● ABOUT THIS TASK:
The records follow. Give them all back exactly.

(Page and application data records)
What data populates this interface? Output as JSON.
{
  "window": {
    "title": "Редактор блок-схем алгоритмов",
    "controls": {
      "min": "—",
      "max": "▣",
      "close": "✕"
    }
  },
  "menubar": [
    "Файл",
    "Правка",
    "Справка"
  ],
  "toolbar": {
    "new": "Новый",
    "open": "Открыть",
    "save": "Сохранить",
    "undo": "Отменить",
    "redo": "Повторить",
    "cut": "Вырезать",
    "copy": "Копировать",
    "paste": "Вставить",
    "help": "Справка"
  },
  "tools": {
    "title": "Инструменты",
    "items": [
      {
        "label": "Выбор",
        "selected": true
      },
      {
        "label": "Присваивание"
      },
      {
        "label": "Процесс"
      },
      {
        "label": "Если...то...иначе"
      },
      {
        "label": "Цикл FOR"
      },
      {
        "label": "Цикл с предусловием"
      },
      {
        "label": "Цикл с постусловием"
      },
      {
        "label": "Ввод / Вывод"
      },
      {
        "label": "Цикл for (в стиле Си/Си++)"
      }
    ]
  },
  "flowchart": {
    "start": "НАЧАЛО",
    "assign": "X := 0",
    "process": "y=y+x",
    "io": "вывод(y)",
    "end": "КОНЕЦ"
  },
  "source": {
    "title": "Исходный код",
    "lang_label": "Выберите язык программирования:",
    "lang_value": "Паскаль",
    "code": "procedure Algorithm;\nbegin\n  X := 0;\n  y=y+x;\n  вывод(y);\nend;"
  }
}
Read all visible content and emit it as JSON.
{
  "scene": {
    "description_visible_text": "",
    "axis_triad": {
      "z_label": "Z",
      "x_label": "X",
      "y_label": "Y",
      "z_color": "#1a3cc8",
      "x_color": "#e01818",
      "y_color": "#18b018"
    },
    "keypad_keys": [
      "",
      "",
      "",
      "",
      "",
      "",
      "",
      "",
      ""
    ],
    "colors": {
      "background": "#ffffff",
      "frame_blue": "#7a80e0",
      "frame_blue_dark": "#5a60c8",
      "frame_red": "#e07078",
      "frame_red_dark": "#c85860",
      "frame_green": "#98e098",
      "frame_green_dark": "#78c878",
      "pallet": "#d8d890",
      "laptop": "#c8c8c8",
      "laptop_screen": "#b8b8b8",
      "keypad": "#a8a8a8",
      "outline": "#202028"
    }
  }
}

● ANSWER SECTION:
What data populates this interface? Output as JSON.
{
  "window": {
    "title": "Редактор блок-схем алгоритмов",
    "controls": {
      "min": "—",
      "max": "▣",
      "close": "✕"
    }
  },
  "menubar": [
    "Файл",
    "Правка",
    "Справка"
  ],
  "toolbar": {
    "new": "Новый",
    "open": "Открыть",
    "save": "Сохранить",
    "undo": "Отменить",
    "redo": "Повторить",
    "cut": "Вырезать",
    "copy": "Копировать",
    "paste": "Вставить",
    "help": "Справка"
  },
  "tools": {
    "title": "Инструменты",
    "items": [
      {
        "label": "Выбор",
        "selected": true
      },
      {
        "label": "Присваивание"
      },
      {
        "label": "Процесс"
      },
      {
        "label": "Если...то...иначе"
      },
      {
        "label": "Цикл FOR"
      },
      {
        "label": "Цикл с предусловием"
      },
      {
        "label": "Цикл с постусловием"
      },
      {
        "label": "Ввод / Вывод"
      },
      {
        "label": "Цикл for (в стиле Си/Си++)"
      }
    ]
  },
  "flowchart": {
    "start": "НАЧАЛО",
    "assign": "X := 0",
    "process": "y=y+x",
    "io": "вывод(y)",
    "end": "КОНЕЦ"
  },
  "source": {
    "title": "Исходный код",
    "lang_label": "Выберите язык программирования:",
    "lang_value": "Паскаль",
    "code": "procedure Algorithm;\nbegin\n  X := 0;\n  y=y+x;\n  вывод(y);\nend;"
  }
}
Read all visible content and emit it as JSON.
{
  "scene": {
    "description_visible_text": "",
    "axis_triad": {
      "z_label": "Z",
      "x_label": "X",
      "y_label": "Y",
      "z_color": "#1a3cc8",
      "x_color": "#e01818",
      "y_color": "#18b018"
    },
    "keypad_keys": [
      "",
      "",
      "",
      "",
      "",
      "",
      "",
      "",
      ""
    ],
    "colors": {
      "background": "#ffffff",
      "frame_blue": "#7a80e0",
      "frame_blue_dark": "#5a60c8",
      "frame_red": "#e07078",
      "frame_red_dark": "#c85860",
      "frame_green": "#98e098",
      "frame_green_dark": "#78c878",
      "pallet": "#d8d890",
      "laptop": "#c8c8c8",
      "laptop_screen": "#b8b8b8",
      "keypad": "#a8a8a8",
      "outline": "#202028"
    }
  }
}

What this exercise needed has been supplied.